Data in this exercise
--- START ---

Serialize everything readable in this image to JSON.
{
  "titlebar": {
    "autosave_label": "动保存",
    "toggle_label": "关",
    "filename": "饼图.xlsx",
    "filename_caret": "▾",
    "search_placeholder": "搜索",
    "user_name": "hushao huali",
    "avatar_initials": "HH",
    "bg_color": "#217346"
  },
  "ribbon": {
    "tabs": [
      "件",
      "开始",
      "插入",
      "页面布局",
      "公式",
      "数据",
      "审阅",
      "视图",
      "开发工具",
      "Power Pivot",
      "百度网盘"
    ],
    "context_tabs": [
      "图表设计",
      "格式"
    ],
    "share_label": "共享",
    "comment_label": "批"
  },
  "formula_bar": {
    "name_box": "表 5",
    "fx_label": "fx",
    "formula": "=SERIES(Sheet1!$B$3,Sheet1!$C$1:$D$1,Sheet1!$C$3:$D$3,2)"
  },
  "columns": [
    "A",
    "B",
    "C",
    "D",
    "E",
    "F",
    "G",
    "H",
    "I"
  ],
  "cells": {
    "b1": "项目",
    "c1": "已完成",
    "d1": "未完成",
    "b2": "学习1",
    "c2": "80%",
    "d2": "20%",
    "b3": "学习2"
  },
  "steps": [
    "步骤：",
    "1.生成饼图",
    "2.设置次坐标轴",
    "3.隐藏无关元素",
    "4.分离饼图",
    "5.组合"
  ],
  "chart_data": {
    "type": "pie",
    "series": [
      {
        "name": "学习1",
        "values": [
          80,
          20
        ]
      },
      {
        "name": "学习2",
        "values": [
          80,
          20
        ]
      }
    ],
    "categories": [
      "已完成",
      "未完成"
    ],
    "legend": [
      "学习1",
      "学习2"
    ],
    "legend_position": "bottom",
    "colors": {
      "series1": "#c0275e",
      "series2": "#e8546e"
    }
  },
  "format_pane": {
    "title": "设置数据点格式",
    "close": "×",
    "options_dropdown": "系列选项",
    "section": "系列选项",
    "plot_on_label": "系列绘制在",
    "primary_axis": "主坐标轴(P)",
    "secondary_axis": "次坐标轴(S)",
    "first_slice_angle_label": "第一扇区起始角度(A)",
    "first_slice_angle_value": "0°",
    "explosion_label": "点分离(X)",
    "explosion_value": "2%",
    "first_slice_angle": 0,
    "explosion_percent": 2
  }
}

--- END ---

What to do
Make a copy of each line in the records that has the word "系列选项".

Task solution
    "options_dropdown": "系列选项",
    "section": "系列选项",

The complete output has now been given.